So, when the McDuffie Museum was unveiled a few weekends ago, I cannot tell you how proud I am of our community and its residents.
The building is a perfect example of what "could be" all over our community. Each of the empty storefronts you see "could be" something beautiful. All it takes is the right person or business and the right commitment.
In the museum's case, that commitment came from all sectors of the community. Take Two State Construction's tireless efforts, for example. Or Mary Anne Coussons' constant vigilance. Or Judy Shapiro's unyielding dedication that even extended to her family members.
Now, I have to be honest: I was one of little faith. Six months ago, I just knew that the Smithsonian exhibit would begin its local life either in the Thomson Depot or the Thomson-McDuffie County Library while workers scrambled to finish the museum. But my regular treks to Cornerstone helped changed my mind. I watched the old bank building (and the adjacent former pharmacy building) take on a new life, one new board and coat of paint at a time. I was thrilled to be wrong.

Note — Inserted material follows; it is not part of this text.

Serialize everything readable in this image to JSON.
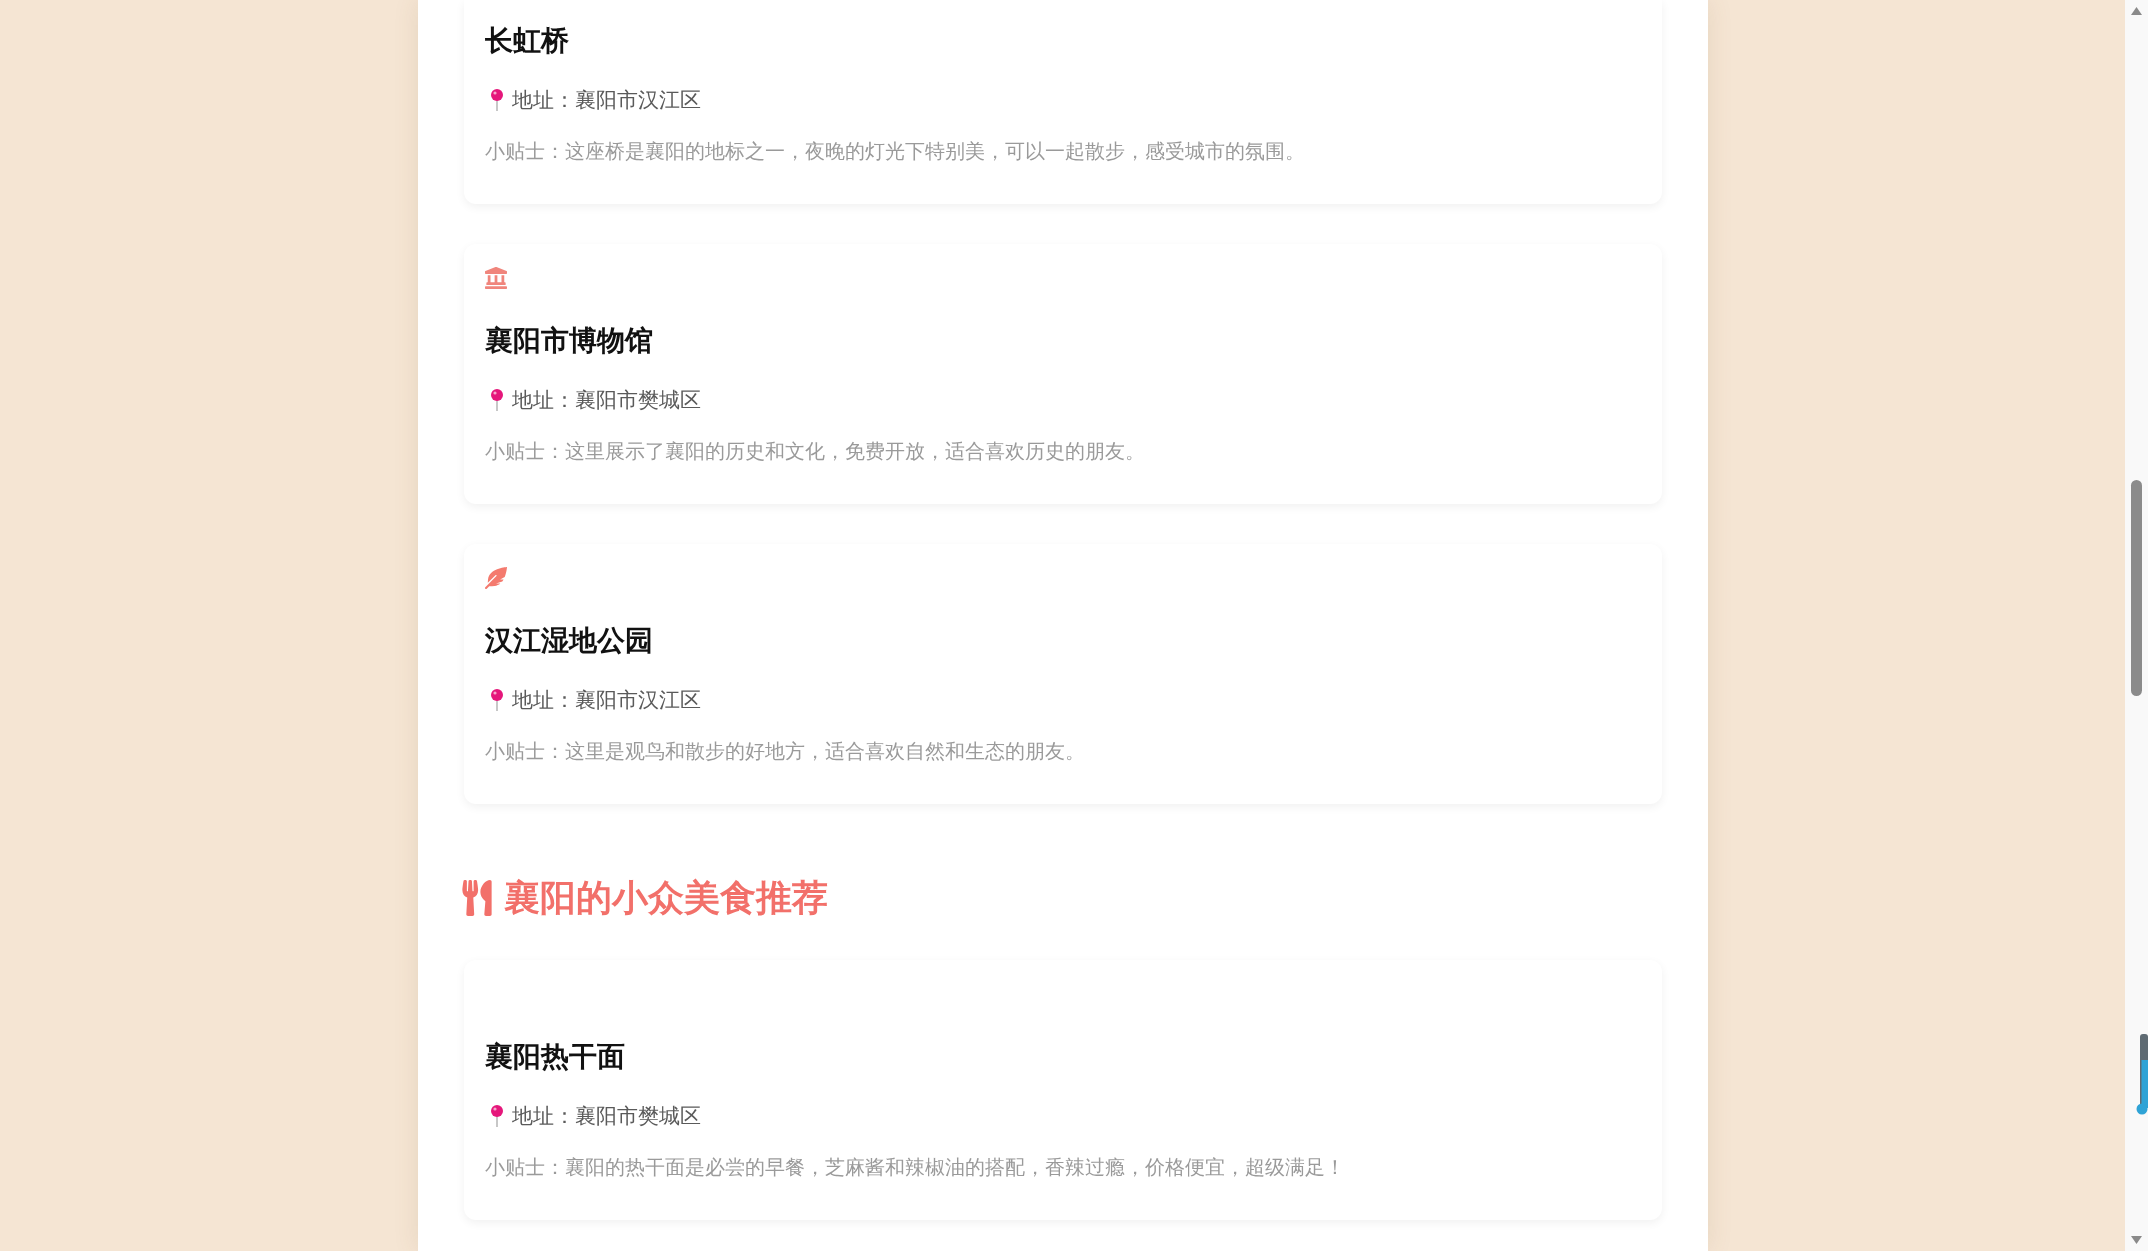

While there's still lots of work to be done (and money to be raised) at the museum, there's still lots to celebrate. But there's also work that needs to be done outside the museum. The crumbling and flaking faÃ§ades of nearby buildings need to be cleaned up. The by-pass around downtown Thomson needs to take the dangerous big truck traffic elsewhere. And we need to keep working hard to recruit other businesses downtown.
Yes, McDuffie County, there's still a way to go, but we're certainly moving in the right direction.
Part of the reason I became a journalist nearly 20 years ago was to tell stories. I am a firm believer that everyone has a story that is worth telling, and those stories can spur myriad emotions. I've laughed, cried, gotten angry and become exhausted while interviewing people through the years.
At the same time, I also love reading great stories, which helps explain how I lost a few hours of my day Sunday.
It's the story of Matt, Liz and Madeline Logelin, which is tracked through Matt's website, www.mattlogelin.com. The California family's story can be summed up by his simple tagline on the blog: "Life and death. All in a 27-hour period."
See, Liz died suddenly last April, just a day after giving birth to little Madeline, leaving Matt to help his daughter navigate the world as a single parent.
The beauty of their grief, struggles and triumphs is at times gut-wrenching, breath-taking and awe-inspiring. But through it all, Matt's thoughts - even the salty-language laced ones - remind us to be thankful for what we have, strive for what we want and never, ever forget what we've lost.